- Why the Twitter left loves to dunk on Max Boot Today 6:30 AM
- How to watch ‘Last Week Tonight with John Oliver’ online for free Today 6:30 AM
- How to stream Francis Ngannou vs. Cain Velasquez for free Today 6:00 AM
- How to stream the 2019 Daytona 500 for free Today 5:50 AM
- 7-year-old YouTuber to get his own show on Nickelodeon Saturday 5:30 PM
- ‘Hipster’ jobs are trending, and Indeed says the market is booming Saturday 3:33 PM
- Trump meme removed after copyright complaint Saturday 2:15 PM
- Facebook pushes back against moderators complaining about ‘Big Brother’ environment Saturday 12:46 PM
- Twitter hid post from an account linked to Iran’s Supreme Leader Saturday 10:17 AM
- How to stream Leo Santa Cruz vs. Rafael Rivera for free Saturday 8:00 AM
- ‘Larry Charles’ Dangerous World of Comedy’ finds the balance between tragedy and comedy Saturday 7:30 AM
- How to stream Michael ‘Venom’ Page vs. Paul Daley for free Saturday 7:00 AM
- How to watch the NBA Dunk Contest 2019 online for free Saturday 6:50 AM
- The best new TV shows to stream this weekend Saturday 6:00 AM
- Bug lets Twitter save your DMs—even after you delete them Friday 7:21 PM
Gage Skidmore/Flickr (CC-BY)
Bannon had himself a rough day.
Steve Bannon, former senior aide to President Donald Trump, became the center of not one but two investigations into Russia interference in the 2016 election over the past day.
On Tuesday Bannon spent 10 hours testifying behind closed doors in front of the House Intelligence Committee. Bannon refused to speak about conversations with the president, forcing the committee to subpoena him.
Then, late last night, news broke that Bannon had also been subpoenaed as part of Special Counsel Robert Mueller’s investigation into Russian interference and possible collusion between the Trump campaign and Russia.
Bannon is the first person of Trump’s inner circle to be subpoenaed to testify in Mueller’s investigation.
It’s likely, the New York Times reports, that Bannon will not be forced to testify before Mueller’s grand jury, but that the subpoena is being used to get Bannon to speak with investigators on Mueller’s team. Bannon infamously was quoted as saying in Michael Wolff’s Fire and Fury that the Mueller investigation would focus on “money laundering” and that Donald Trump Jr.’s meeting with a Russian lawyer was “treasonous.”
In his testimony with the House Intelligence Committee earlier in the day, the former counselor and campaign chair refused to answer questions about conversations between him and Trump, citing executive privilege. In response, the House issued a subpoena that would compel Bannon to testify.
Members of the House committee said that Bannon’s refusal to speak was because of a “gag order” from Trump.

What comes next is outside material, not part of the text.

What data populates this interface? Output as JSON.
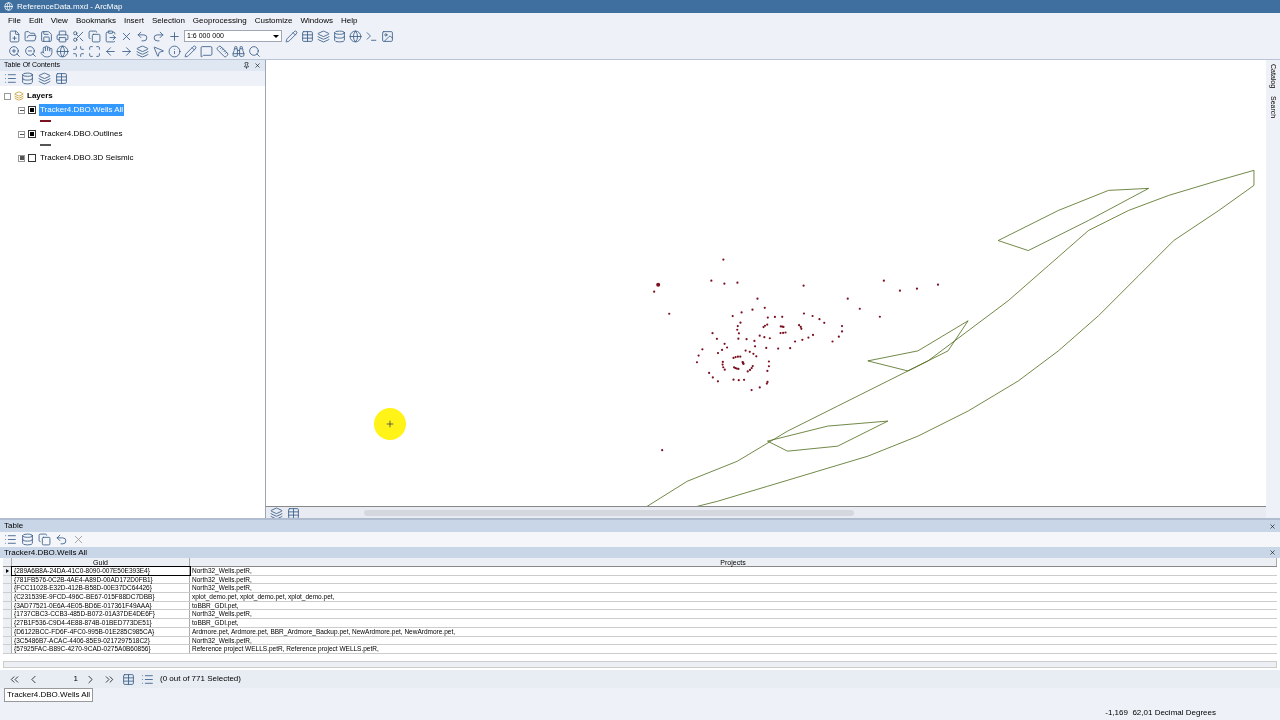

“This was effectively a gag order by the White House preventing this witness from answering almost any question concerning his time in the transition or the administration,” Rep. Adam Schiff (D-Calif.) said. “The scope of this assertion of privilege, if that’s what it is, is breathtaking. It goes well beyond anything we have seen in this investigation. If the White House is permitted to maintain that kind of gag rule on a witness, no congressional investigation could ever be effective. So this obviously can’t stand.”
In response to those claims, Press Secretary Sarah Sanders called that assertion false.
“We’ve been cooperating fully with these ongoing investigations and encourage the committees to work with us to find an appropriate accommodation in order to ensure Congress obtains information necessary to its legitimate interests,” she said.
However, according to the Associated Press, Bannon’s lawyer was in communication with the White House during his testimony.
BREAKING: AP Sources: Steve Bannon attorney relayed questions to White House during House interview, was told when not to respond.
— The Associated Press (@AP) January 17, 2018
It’s been a precipitous downfall for Bannon, who just a year ago was considered a rising star in the Republican party. Instead, his White House coalition fractured and he was forced out. Then, in the wake of Wolff’s explosive tell-all, he lost the support of his financial backers and was forced out at Breitbart, becoming a target of Twitter derision from the president.
This article has been updated.
David Covucci is the Layer 8 editor at the Daily Dot, covering the intersection of politics and the web. His work has appeared in Vice, the Huffington Post, Jezebel, Gothamist, and other publications. He is particularly interested in hearing any tips you have. Reach out at [email protected]